● **Exercise prompt**: State how many lines in the following entries contain the word "reqres". No other output.
*** Records to use ***
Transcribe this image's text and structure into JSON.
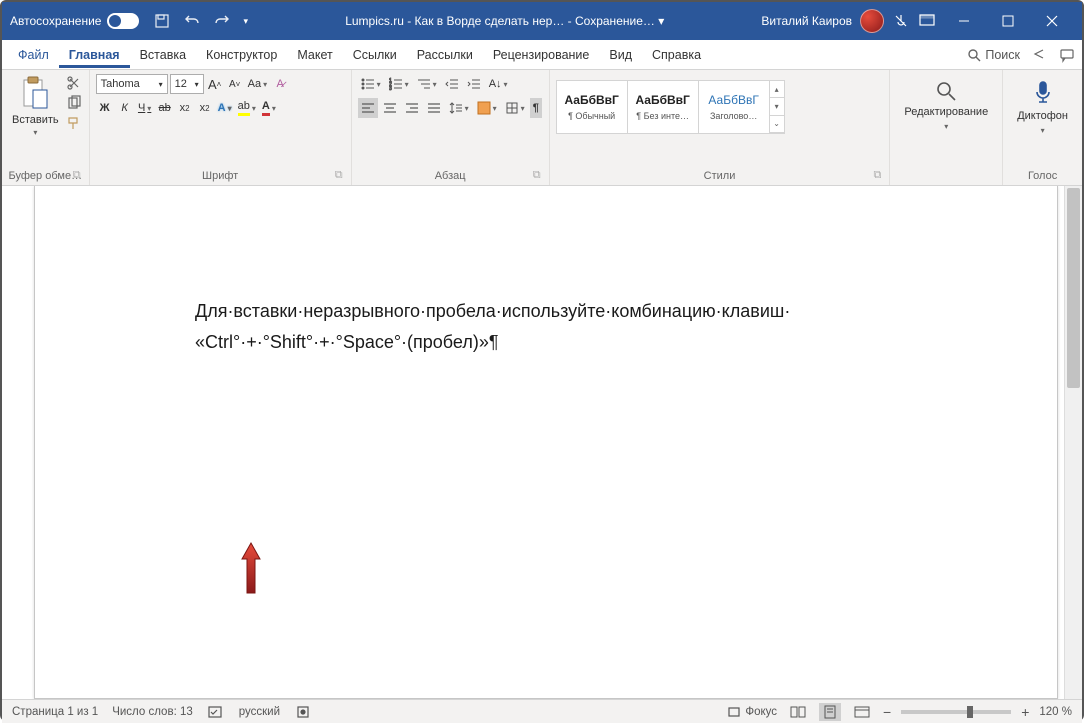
{
  "titlebar": {
    "autosave_label": "Автосохранение",
    "title": "Lumpics.ru - Как в Ворде сделать нер…  - Сохранение… ▾",
    "user": "Виталий Каиров"
  },
  "tabs": {
    "file": "Файл",
    "items": [
      "Главная",
      "Вставка",
      "Конструктор",
      "Макет",
      "Ссылки",
      "Рассылки",
      "Рецензирование",
      "Вид",
      "Справка"
    ],
    "search": "Поиск"
  },
  "ribbon": {
    "clipboard": {
      "paste": "Вставить",
      "label": "Буфер обме…"
    },
    "font": {
      "name": "Tahoma",
      "size": "12",
      "bold": "Ж",
      "italic": "К",
      "underline": "Ч",
      "strike": "ab",
      "label": "Шрифт"
    },
    "paragraph": {
      "label": "Абзац"
    },
    "styles": {
      "preview": "АаБбВвГ",
      "items": [
        "¶ Обычный",
        "¶ Без инте…",
        "Заголово…"
      ],
      "label": "Стили"
    },
    "editing": {
      "label": "Редактирование"
    },
    "voice": {
      "btn": "Диктофон",
      "label": "Голос"
    }
  },
  "document": {
    "line1": "Для·вставки·неразрывного·пробела·используйте·комбинацию·клавиш·",
    "line2": "«Ctrl°·+·°Shift°·+·°Space°·(пробел)»¶"
  },
  "statusbar": {
    "page": "Страница 1 из 1",
    "words": "Число слов: 13",
    "lang": "русский",
    "focus": "Фокус",
    "zoom": "120 %"
  }
}
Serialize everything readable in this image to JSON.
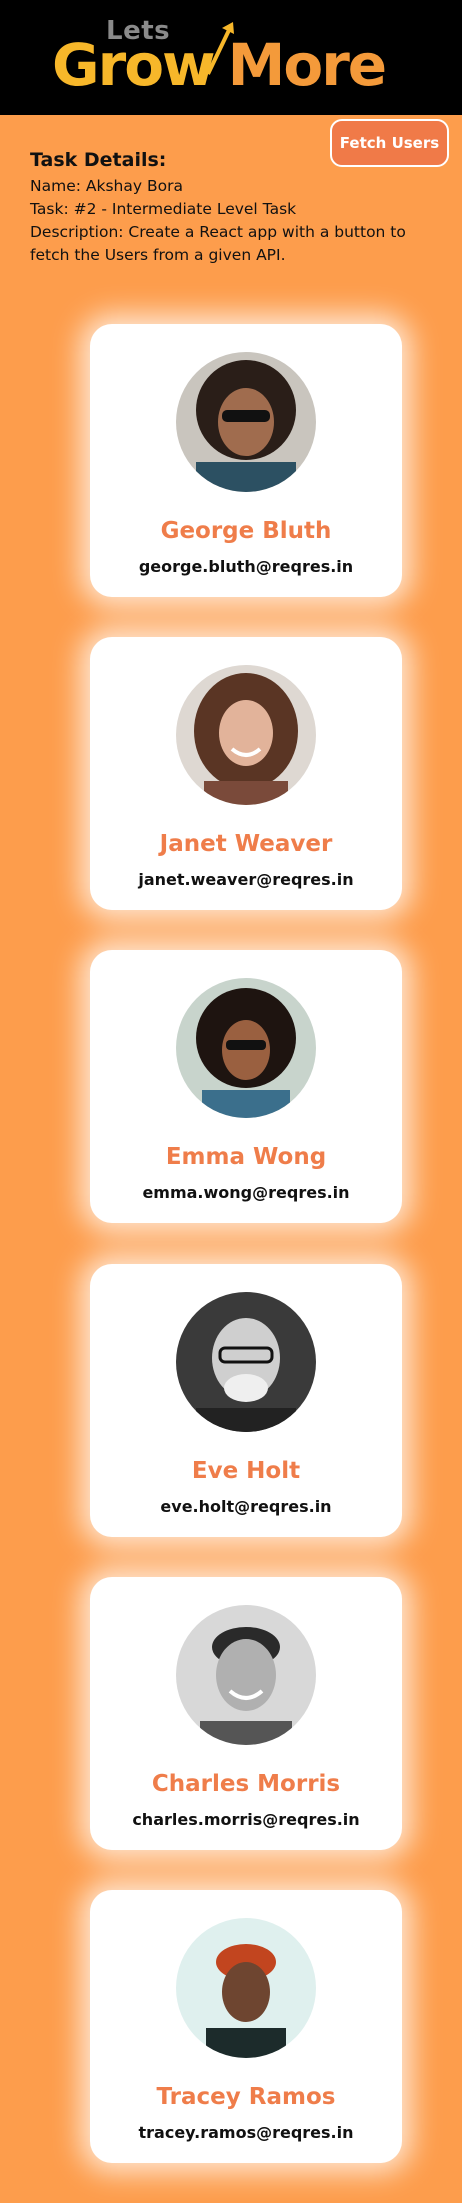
{
  "header": {
    "logo": {
      "small_word": "Lets",
      "big_word_1": "Grow",
      "big_word_2": "More"
    }
  },
  "fetch_button": {
    "label": "Fetch Users"
  },
  "task": {
    "heading": "Task Details:",
    "name_line": "Name: Akshay Bora",
    "task_line": "Task: #2 - Intermediate Level Task",
    "description_line": "Description: Create a React app with a button to fetch the Users from a given API."
  },
  "users": [
    {
      "name": "George Bluth",
      "email": "george.bluth@reqres.in"
    },
    {
      "name": "Janet Weaver",
      "email": "janet.weaver@reqres.in"
    },
    {
      "name": "Emma Wong",
      "email": "emma.wong@reqres.in"
    },
    {
      "name": "Eve Holt",
      "email": "eve.holt@reqres.in"
    },
    {
      "name": "Charles Morris",
      "email": "charles.morris@reqres.in"
    },
    {
      "name": "Tracey Ramos",
      "email": "tracey.ramos@reqres.in"
    }
  ],
  "colors": {
    "page_background": "#fd9d4c",
    "header_background": "#000000",
    "accent": "#ef7d4a",
    "button": "#f07a48",
    "logo_yellow": "#f7b72a",
    "logo_orange": "#f49a3a"
  }
}
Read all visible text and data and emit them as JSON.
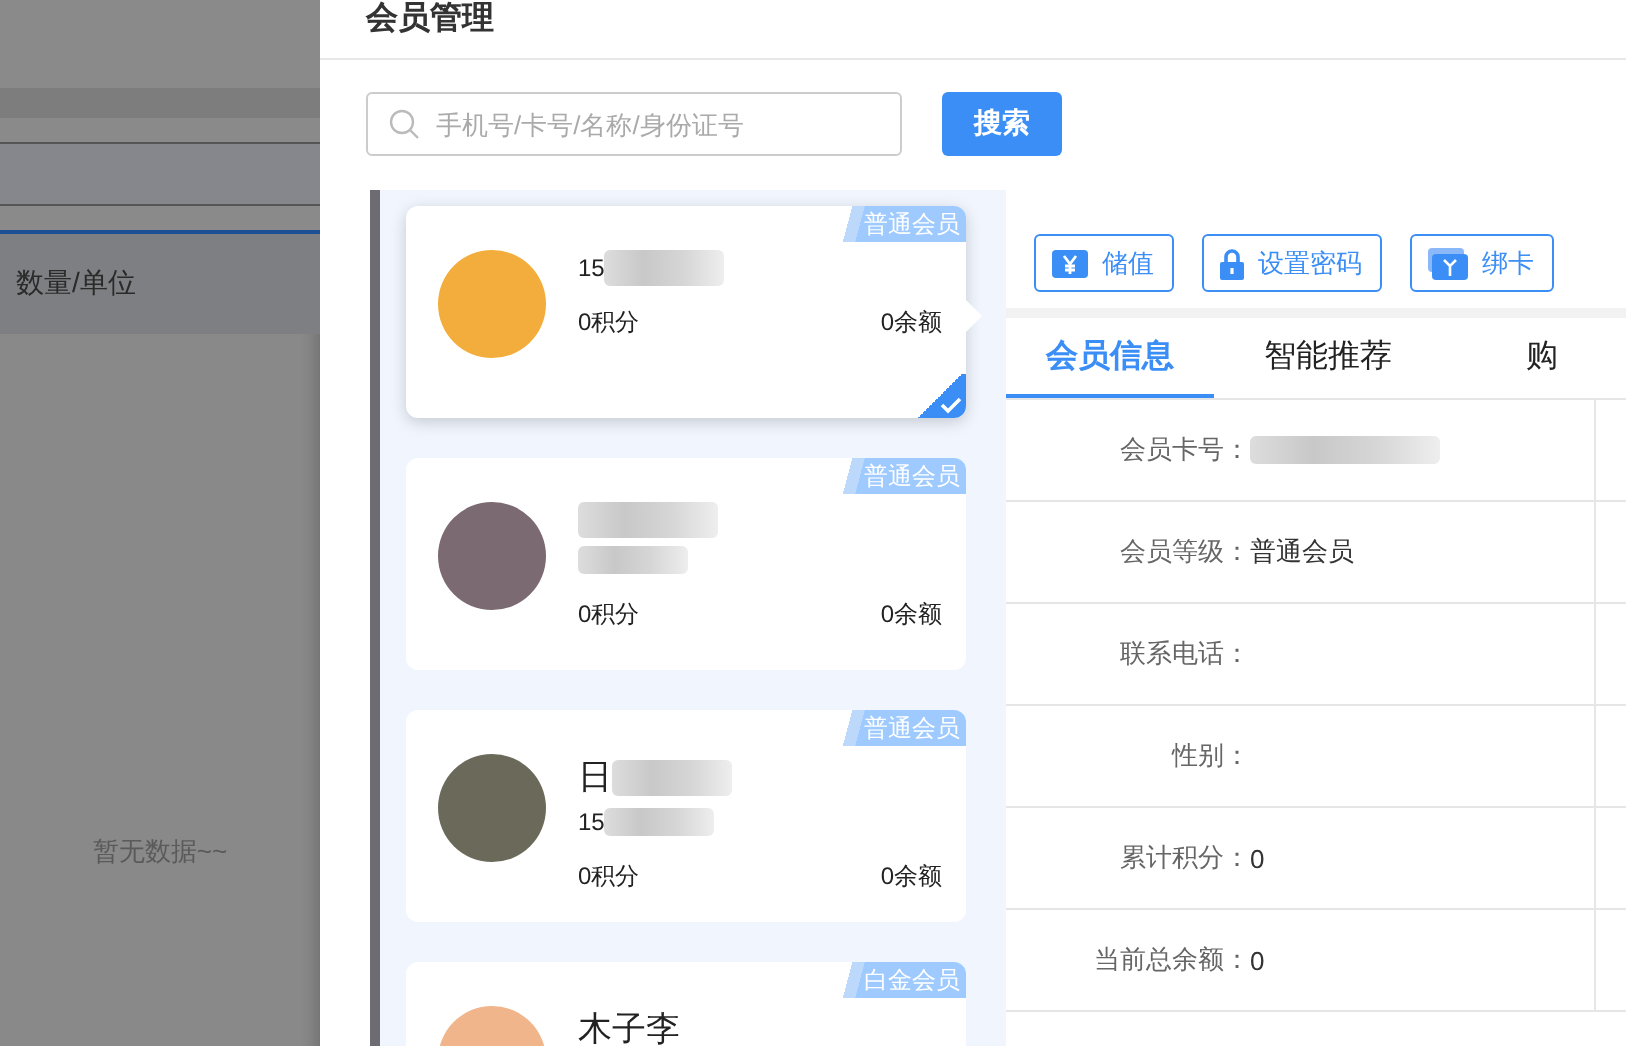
{
  "background_page": {
    "table_header": "数量/单位",
    "empty_text": "暂无数据~~"
  },
  "drawer": {
    "title": "会员管理",
    "search": {
      "placeholder": "手机号/卡号/名称/身份证号",
      "button": "搜索"
    },
    "members": [
      {
        "badge": "普通会员",
        "name": "15",
        "name_redacted": true,
        "points": "0积分",
        "balance": "0余额",
        "selected": true
      },
      {
        "badge": "普通会员",
        "name_redacted": true,
        "phone_redacted": true,
        "points": "0积分",
        "balance": "0余额",
        "selected": false
      },
      {
        "badge": "普通会员",
        "name": "日",
        "name_redacted": true,
        "phone": "15",
        "phone_redacted": true,
        "points": "0积分",
        "balance": "0余额",
        "selected": false
      },
      {
        "badge": "白金会员",
        "name": "木子李",
        "name_redacted": false,
        "selected": false
      }
    ],
    "actions": [
      {
        "label": "储值",
        "kind": "yuan"
      },
      {
        "label": "设置密码",
        "kind": "lock"
      },
      {
        "label": "绑卡",
        "kind": "card"
      }
    ],
    "tabs": [
      {
        "label": "会员信息",
        "selected": true
      },
      {
        "label": "智能推荐",
        "selected": false
      },
      {
        "label": "购",
        "selected": false
      }
    ],
    "info_rows": [
      {
        "label": "会员卡号：",
        "value_redacted": true
      },
      {
        "label": "会员等级：",
        "value": "普通会员"
      },
      {
        "label": "联系电话："
      },
      {
        "label": "性别："
      },
      {
        "label": "累计积分：",
        "value": "0"
      },
      {
        "label": "当前总余额：",
        "value": "0"
      }
    ]
  }
}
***
● **Solution for this exercise**: 6